### Work instruction
Skip the pictures and return every entry exactly as written.

### Data
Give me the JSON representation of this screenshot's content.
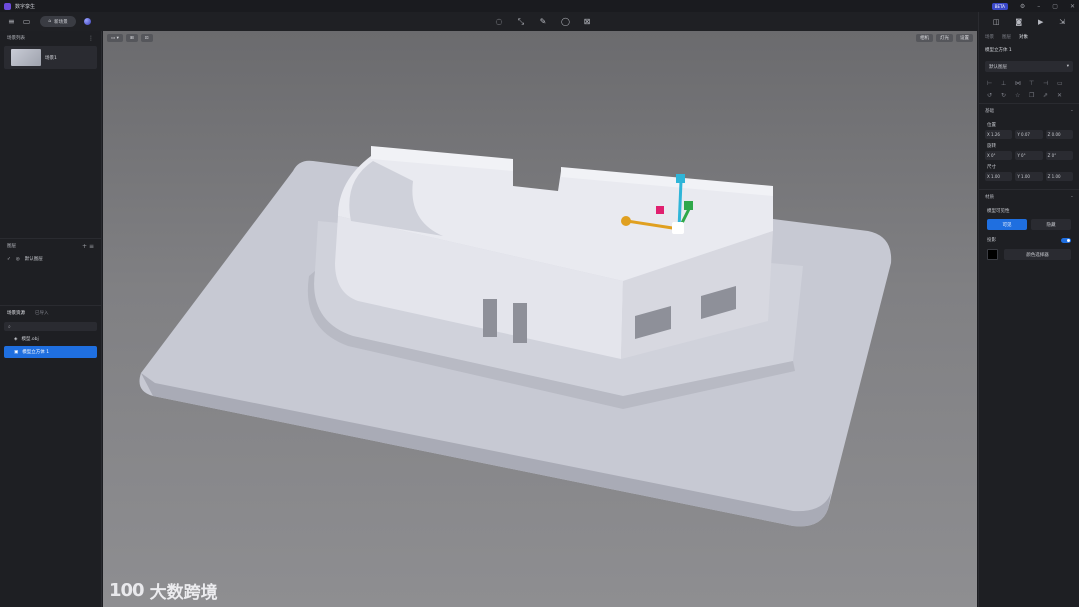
{
  "app": {
    "title": "数字孪生"
  },
  "window": {
    "beta": "BETA"
  },
  "toolbar": {
    "center_pill": "新场景"
  },
  "left": {
    "scene_list_title": "场景列表",
    "scene_name": "场景1",
    "layers_title": "图层",
    "layer_default": "默认图层",
    "tabs": [
      "场景资源",
      "已导入"
    ],
    "tree": [
      "模型.obj",
      "模型立方体 1"
    ]
  },
  "viewport": {
    "right_btns": [
      "相机",
      "灯光",
      "设置"
    ],
    "watermark_logo": "100",
    "watermark_text": "大数跨境"
  },
  "right": {
    "tabs": [
      "场景",
      "图层",
      "对象"
    ],
    "title": "模型立方体 1",
    "select": "默认图层",
    "section_basic": "基础",
    "position": "位置",
    "pos": [
      "X 1.26",
      "Y 0.07",
      "Z 0.00"
    ],
    "rotation": "旋转",
    "rot": [
      "X 0°",
      "Y 0°",
      "Z 0°"
    ],
    "size": "尺寸",
    "sz": [
      "X 1.00",
      "Y 1.00",
      "Z 1.00"
    ],
    "section_material": "材质",
    "material_label": "模型可见性",
    "btn_on": "可见",
    "btn_off": "隐藏",
    "shadow": "投影",
    "color_btn": "颜色选择器"
  }
}
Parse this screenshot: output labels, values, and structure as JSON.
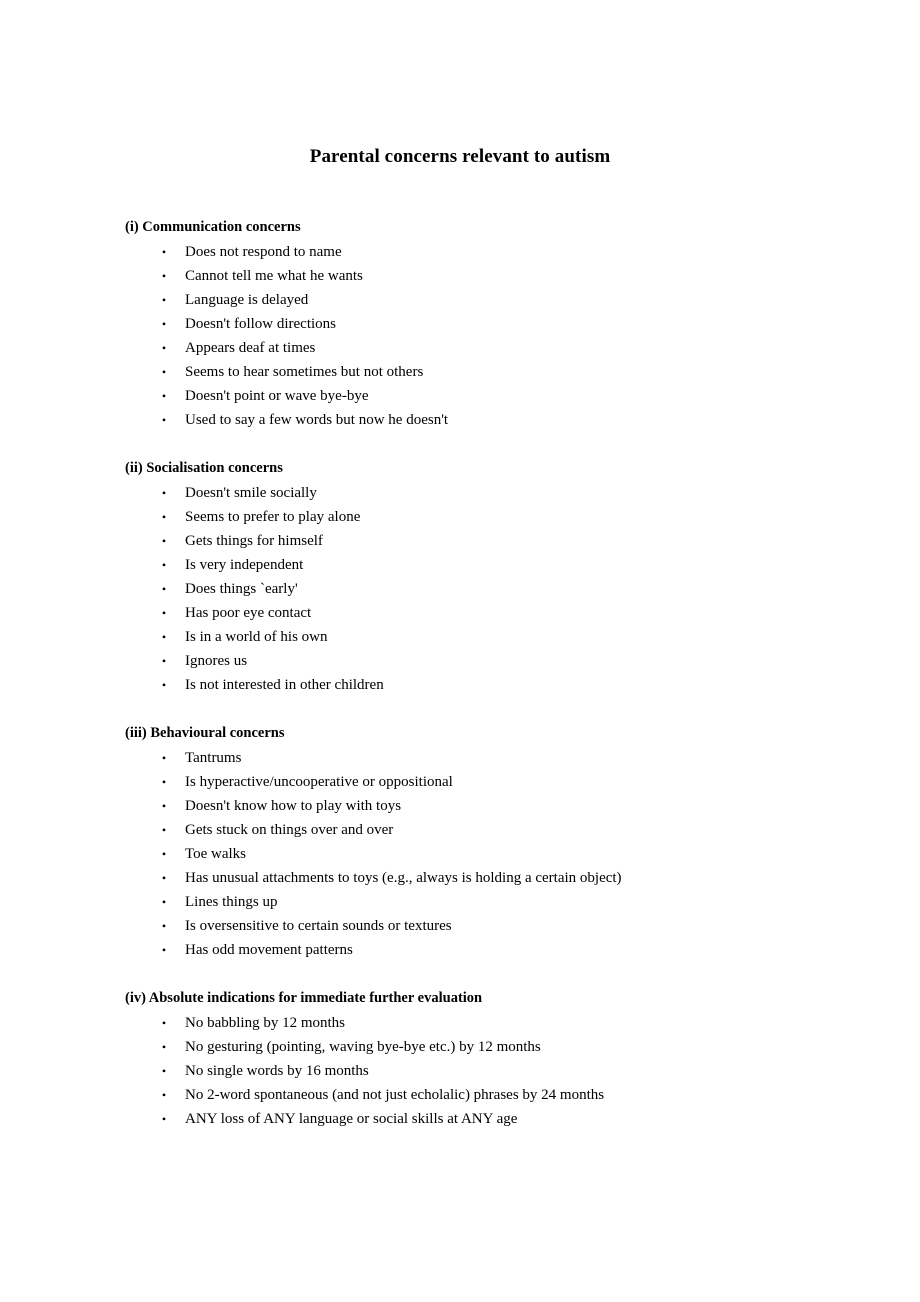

### Solution
Give me the JSON representation of this screenshot's content.
{
  "app": {
    "title": "数字孪生"
  },
  "window": {
    "beta": "BETA"
  },
  "toolbar": {
    "center_pill": "新场景"
  },
  "left": {
    "scene_list_title": "场景列表",
    "scene_name": "场景1",
    "layers_title": "图层",
    "layer_default": "默认图层",
    "tabs": [
      "场景资源",
      "已导入"
    ],
    "tree": [
      "模型.obj",
      "模型立方体 1"
    ]
  },
  "viewport": {
    "right_btns": [
      "相机",
      "灯光",
      "设置"
    ],
    "watermark_logo": "100",
    "watermark_text": "大数跨境"
  },
  "right": {
    "tabs": [
      "场景",
      "图层",
      "对象"
    ],
    "title": "模型立方体 1",
    "select": "默认图层",
    "section_basic": "基础",
    "position": "位置",
    "pos": [
      "X 1.26",
      "Y 0.07",
      "Z 0.00"
    ],
    "rotation": "旋转",
    "rot": [
      "X 0°",
      "Y 0°",
      "Z 0°"
    ],
    "size": "尺寸",
    "sz": [
      "X 1.00",
      "Y 1.00",
      "Z 1.00"
    ],
    "section_material": "材质",
    "material_label": "模型可见性",
    "btn_on": "可见",
    "btn_off": "隐藏",
    "shadow": "投影",
    "color_btn": "颜色选择器"
  }
}
Parse this screenshot: output labels, values, and structure as JSON.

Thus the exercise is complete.